Attention, Please

Updated: Dec 31 2013, 06:31am hrs
The Oxford English Dictionary gives the first recorded use of the phrase, elephant in the room as a simile, as The New York Times used it on June 20, 1959: Financing schools has become a problem about equal to having an elephant in the living room. Its so big you just cant ignore it.

In September 2004, the number of mobile phone connections crossed the number of fixed line connections in India. In August 2012, mobile internet usage overtook fixed-line Internet usage. In 2013, the percentage of smartphones crossed 10% of all mobile phones by volume, that is, according to experts, the tipping point for smartphone growth.

Combine this with the fact that in research after research, consumers of every nationality confirm that the source of information they trust the most is other consumers, ahead of respected newspapers and TV channels and and their famous editors.

This combination of an exploding hand-held personalised computer aka smartphone in the hands of 58 million Indians in 2013 (and 264 million in 2016) and the tendency to trust each other rather than listen to brands peddling their messages means the elephant in the room is now the Attention Market.

If a brand cant hold the consumers attention with a surprise or with news that is relevant to her life or with an emotionally moving story or with a reward for pressing a button through channels that she uses, there is scant hope for the brands message. It will end up as very expensive and a very loud shout in an empty media desert.

The old sequence of communication effects -- awareness creates liking which creates action which creates value for brand is invalid. The new sequence reads: Brand creates something valuable which creates awareness which creates liking which creates action.

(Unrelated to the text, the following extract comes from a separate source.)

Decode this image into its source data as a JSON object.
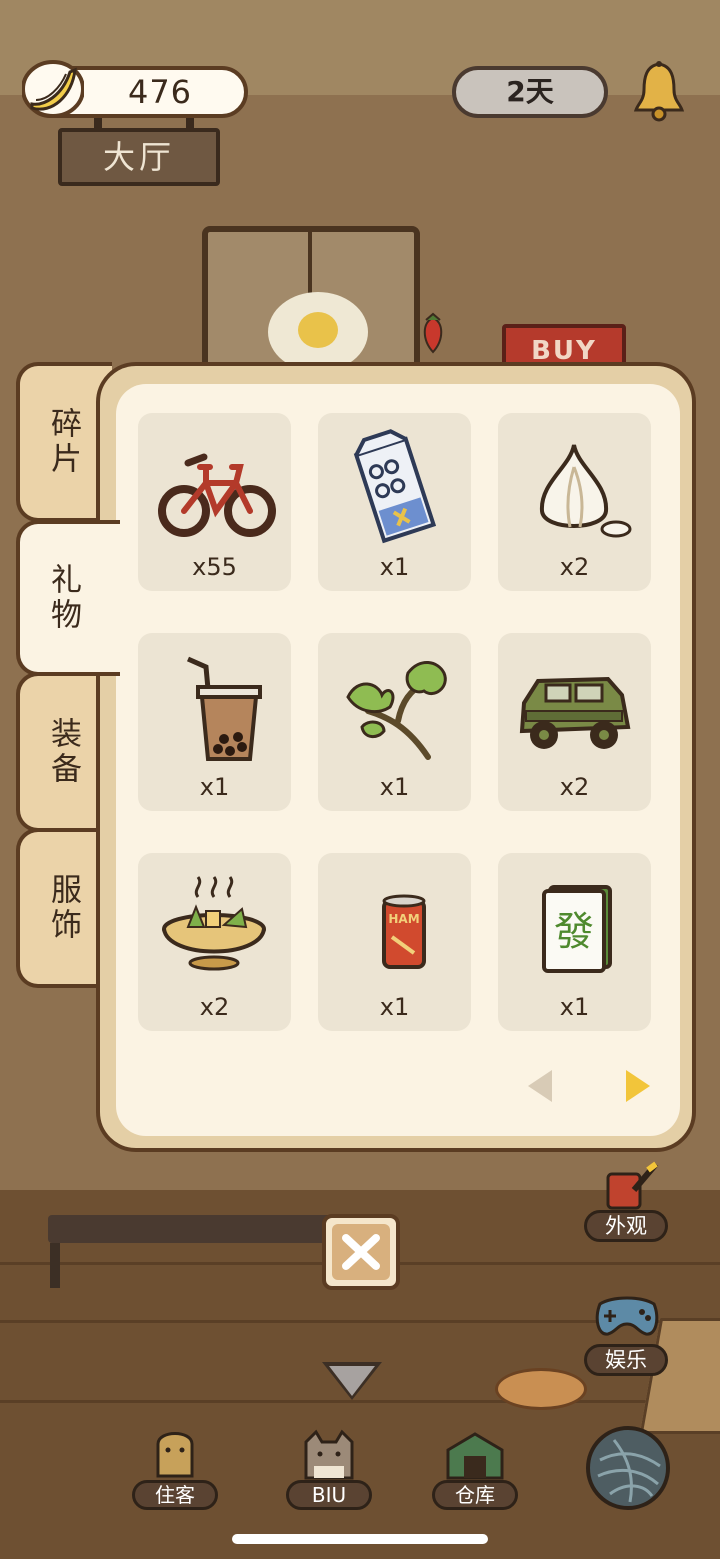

Thankfully, there are many smart Indian brand owners and their equally smart brand engagement partners (earlier referred to as ad agencies) who have paid homage to the elephant in the room and created a buzz by hijacking the consumers attention long enough to suspend disbelief about brands.

Our picks used exactly such an hierarchy of effects to create a buzz in the attention market.

Channel V

Though I am several decades away from being referred to as a youth, I have, as a brand strategist, watched Channel V evolve from a wannabe MTV to a cool, witty challenger to MTV to now a channel devoted to the trials and tribulations of the teenager. What is interesting is the way they are letting the brand be where the Attention Market is! The new philosophy, Correct hai, is communicated via a video featuring well-known faces in the media, telling their 16-year-old selves to follow their hearts and everything will be correct. It urges youngsters not to fear consequences and trust their gut feeling. Supported by a Twitter handle at #Dear16YearOldMe, users can leave notes for themselves. An outdoor campaign will be rolled out simultaneously advertising the channels new youth-centric shows and change in identity.


The year 2013 must be called the Year of Coke in Concord! Since 1993, Coke in India has changed tack multiple times; but now seems to be getting it right. It stabilised with the global theme Open Happiness (though I still dont know if Open is a verb or an adjective; I prefer the Hindi version) and with Coke Studio in 2011. In 2013, multiple channels starting working in concord in the Attention Market: Haan main crazy hoon on TV, Coke Studio and online and on-ground with Small World Machines.

The Small World Machines went viral and has more than 23 lakh views today. (To those who came in late, heres what the machines did: To bring the people of India and Pakistan closer, Coca-Cola used Small World Machines placed in malls in New Delhi and Lahore. Through 3D touch-screens, shoppers in both countries were encouraged to interact with their counterparts: Join hands, wave, draw peace signs, even dance together. At the end of it, the machine dispensed a can of Coca-Cola to each one). A classic case of creating value to create awareness.

Maybelline India

Maybelline Indias Super Stay 14-hour lipstick was launched with a social-media driven activity in Mumbai. Through a 14-hour countdown, people across the country were asked to tweet about things that finished too quickly using the Twitter handle #doesntlastlongenhough. The more the number of tweets, the quicker the product would be revealed! The responses were used to form the shape of the lipstick, which appeared on a large screen on a 25-foot tall recreation of New Yorks Times Square. Before the revelation, girls were asked to talk about things that dont last long enough on the brands Facebook page as well. It was supported by outdoor and print advertising.


The Indian jewellery market is still skewed in favour of wedding jewellery, but the balance between bankable jewellery and wearable jewellery is changing fast. This year, Tanishq pushed the envelope to stake its claim clearly in wearable territory with the Mia range, featuring young, independent professionals. But it did the same for its wedding range with the much talked about film on remarriage (My Facebook friends created a Head-over-Heels like button!). The brand took this forward in the online space with a campaign called Confessions of a bride to celebrate the unique ideas that the Indian bride has for her special day. Putting aside traditional expectations and practices, brides-to-be are asked to post their dream wedding idea and Tanishq could make it happen.

What does the future hold From advertising to adjacking to newsjackinga lot will change. What wont change is the need for extreme creativity and innovation. Hope you are paying attention.

Kiran Khalap

With inputs from Gayatri Shrikhande. Khalap is co-founder, Chlorophyll while Shrikhande is brand thinker and writer at Chlorophyll